Aqela is hunting for a job again. Women like Aqela in Kabul usually earn a living by working as daily wage labourers, cleaning homes and offices, doing laundry for people, washing dishes. Clad in her blue chaderi (burqa) she scours the street leading to Pashtoonistan Square for jobs. It is then that this unfamiliar sight catches her attention.
She spots a group of people painting on huge mural on a grey wall. You can spot these walls all over Kabul. They have sprouted across the city, shielding government offices, embassies, offices and homes of the rich and the powerful from attacks.

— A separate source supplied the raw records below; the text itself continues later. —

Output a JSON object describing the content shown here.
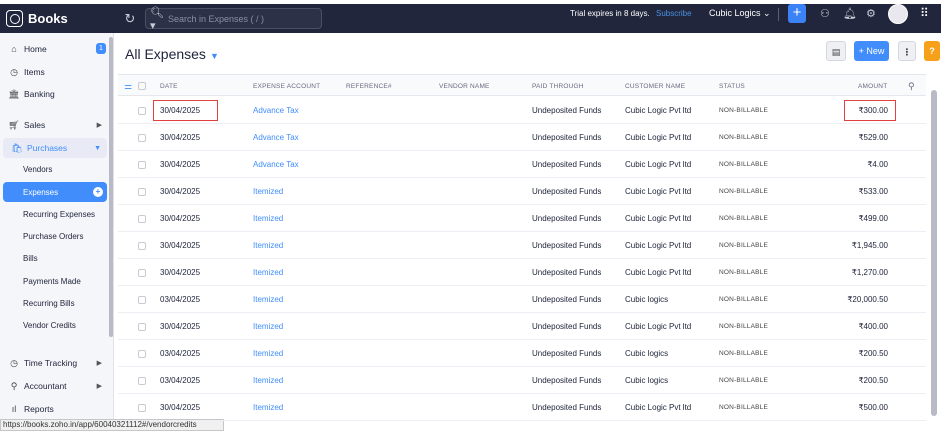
{
  "topbar": {
    "brand": "Books",
    "search_placeholder": "Search in Expenses ( / )",
    "trial": "Trial expires in 8 days.",
    "subscribe": "Subscribe",
    "org": "Cubic Logics ⌄"
  },
  "sidebar": {
    "home": "Home",
    "home_badge": "1",
    "items": "Items",
    "banking": "Banking",
    "sales": "Sales",
    "purchases": "Purchases",
    "vendors": "Vendors",
    "expenses": "Expenses",
    "recurring_expenses": "Recurring Expenses",
    "purchase_orders": "Purchase Orders",
    "bills": "Bills",
    "payments_made": "Payments Made",
    "recurring_bills": "Recurring Bills",
    "vendor_credits": "Vendor Credits",
    "time_tracking": "Time Tracking",
    "accountant": "Accountant",
    "reports": "Reports"
  },
  "statusbar": "https://books.zoho.in/app/60040321112#/vendorcredits",
  "page": {
    "title": "All Expenses",
    "new_label": "+ New",
    "more_label": "⋮",
    "help_label": "?"
  },
  "columns": [
    "DATE",
    "EXPENSE ACCOUNT",
    "REFERENCE#",
    "VENDOR NAME",
    "PAID THROUGH",
    "CUSTOMER NAME",
    "STATUS",
    "AMOUNT"
  ],
  "rows": [
    {
      "date": "30/04/2025",
      "account": "Advance Tax",
      "paid": "Undeposited Funds",
      "customer": "Cubic Logic Pvt ltd",
      "status": "NON-BILLABLE",
      "amount": "₹300.00"
    },
    {
      "date": "30/04/2025",
      "account": "Advance Tax",
      "paid": "Undeposited Funds",
      "customer": "Cubic Logic Pvt ltd",
      "status": "NON-BILLABLE",
      "amount": "₹529.00"
    },
    {
      "date": "30/04/2025",
      "account": "Advance Tax",
      "paid": "Undeposited Funds",
      "customer": "Cubic Logic Pvt ltd",
      "status": "NON-BILLABLE",
      "amount": "₹4.00"
    },
    {
      "date": "30/04/2025",
      "account": "Itemized",
      "paid": "Undeposited Funds",
      "customer": "Cubic Logic Pvt ltd",
      "status": "NON-BILLABLE",
      "amount": "₹533.00"
    },
    {
      "date": "30/04/2025",
      "account": "Itemized",
      "paid": "Undeposited Funds",
      "customer": "Cubic Logic Pvt ltd",
      "status": "NON-BILLABLE",
      "amount": "₹499.00"
    },
    {
      "date": "30/04/2025",
      "account": "Itemized",
      "paid": "Undeposited Funds",
      "customer": "Cubic Logic Pvt ltd",
      "status": "NON-BILLABLE",
      "amount": "₹1,945.00"
    },
    {
      "date": "30/04/2025",
      "account": "Itemized",
      "paid": "Undeposited Funds",
      "customer": "Cubic Logic Pvt ltd",
      "status": "NON-BILLABLE",
      "amount": "₹1,270.00"
    },
    {
      "date": "03/04/2025",
      "account": "Itemized",
      "paid": "Undeposited Funds",
      "customer": "Cubic logics",
      "status": "NON-BILLABLE",
      "amount": "₹20,000.50"
    },
    {
      "date": "30/04/2025",
      "account": "Itemized",
      "paid": "Undeposited Funds",
      "customer": "Cubic Logic Pvt ltd",
      "status": "NON-BILLABLE",
      "amount": "₹400.00"
    },
    {
      "date": "03/04/2025",
      "account": "Itemized",
      "paid": "Undeposited Funds",
      "customer": "Cubic logics",
      "status": "NON-BILLABLE",
      "amount": "₹200.50"
    },
    {
      "date": "03/04/2025",
      "account": "Itemized",
      "paid": "Undeposited Funds",
      "customer": "Cubic logics",
      "status": "NON-BILLABLE",
      "amount": "₹200.50"
    },
    {
      "date": "30/04/2025",
      "account": "Itemized",
      "paid": "Undeposited Funds",
      "customer": "Cubic Logic Pvt ltd",
      "status": "NON-BILLABLE",
      "amount": "₹500.00"
    }
  ]
}
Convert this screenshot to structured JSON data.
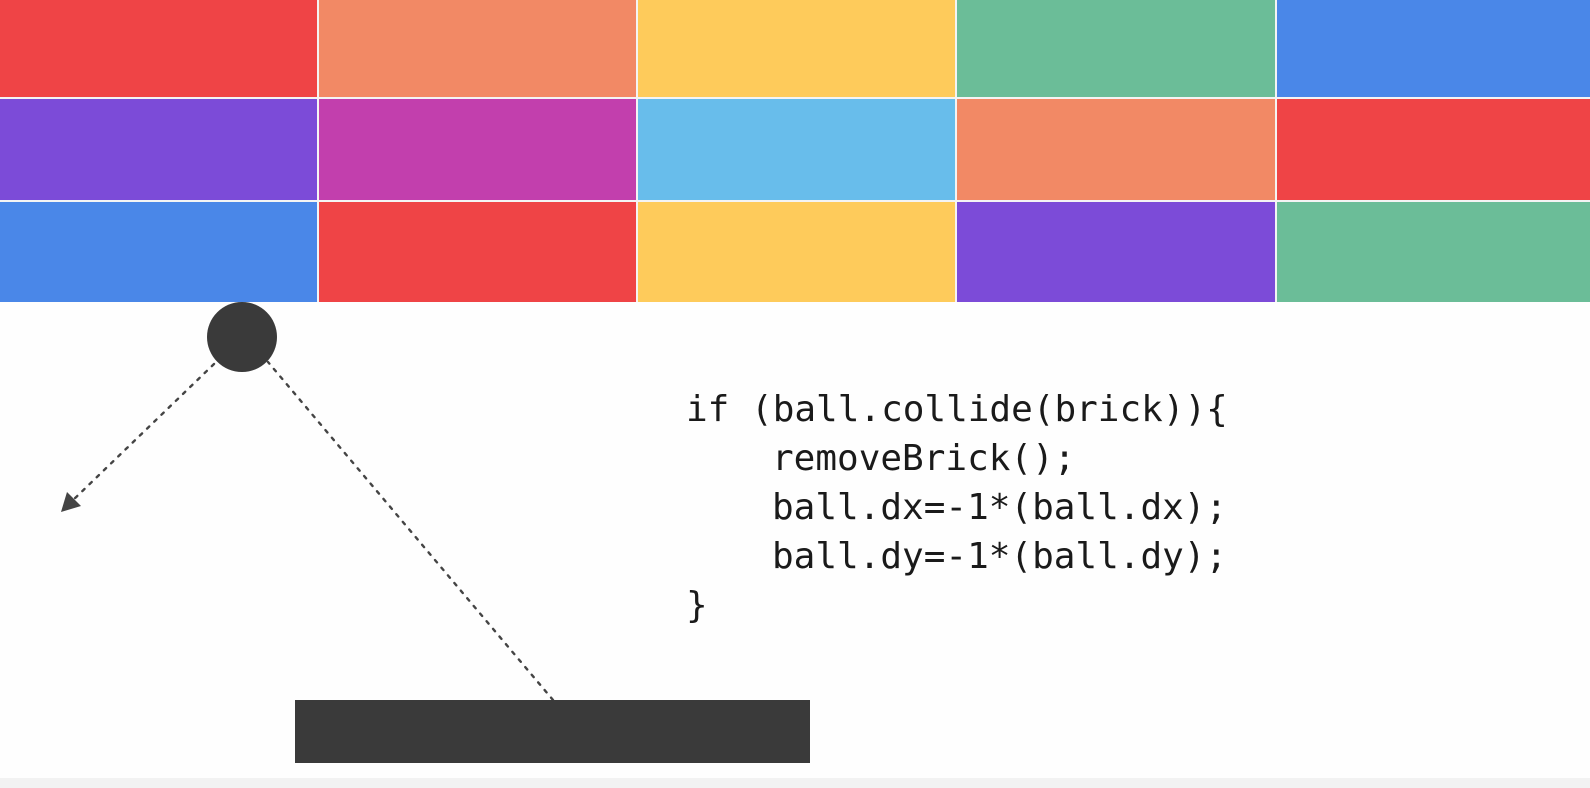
{
  "game": {
    "bricks": [
      [
        "#ef4446",
        "#f28965",
        "#fecb5b",
        "#6bbd98",
        "#4a87e8"
      ],
      [
        "#7c4bd8",
        "#c23fad",
        "#68bdeb",
        "#f28965",
        "#ef4446"
      ],
      [
        "#4a87e8",
        "#ef4446",
        "#fecb5b",
        "#7c4bd8",
        "#6bbd98"
      ]
    ],
    "ball_color": "#3a3a3a",
    "paddle_color": "#3a3a3a",
    "trajectory_color": "#444444"
  },
  "code": {
    "line1": "if (ball.collide(brick)){",
    "line2": "removeBrick();",
    "line3": "ball.dx=-1*(ball.dx);",
    "line4": "ball.dy=-1*(ball.dy);",
    "line5": "}"
  }
}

Out of curiosity, Aqela asks one of the women in the group what they were up to. Maryam Kohi, a volunteer with Art Lords, explains to Aqela and other curious bystanders that they are painting the wall as a part of a movement to remind people what Kabul stood for, before violence and corruption ripped it apart.
Maryam asks Aqela if she is interested in painting a bit. Aqela accepts the offer readily, it’s a welcome break from her daily grind.
Like Aqela’s, Art Lords have touched the lives of many in Kabul. Ravaged by over three decades of war, Kabul is a shadow of what the city used to be.
Art Lords was founded by a group of people who wanted to give people a sense of what Kabul was like in the past.
“Our first goal is to beautify Kabul,” says artist and co-founder of Art Lords, Kabir Mokamel. When I meet him, the 45-year-old is at work, painting a blast wall in Pashtoonistan Square with Art Lord members and volunteers. Till now, the Art Lords have painted nine walls across the city.
Read full story on The Huffington Post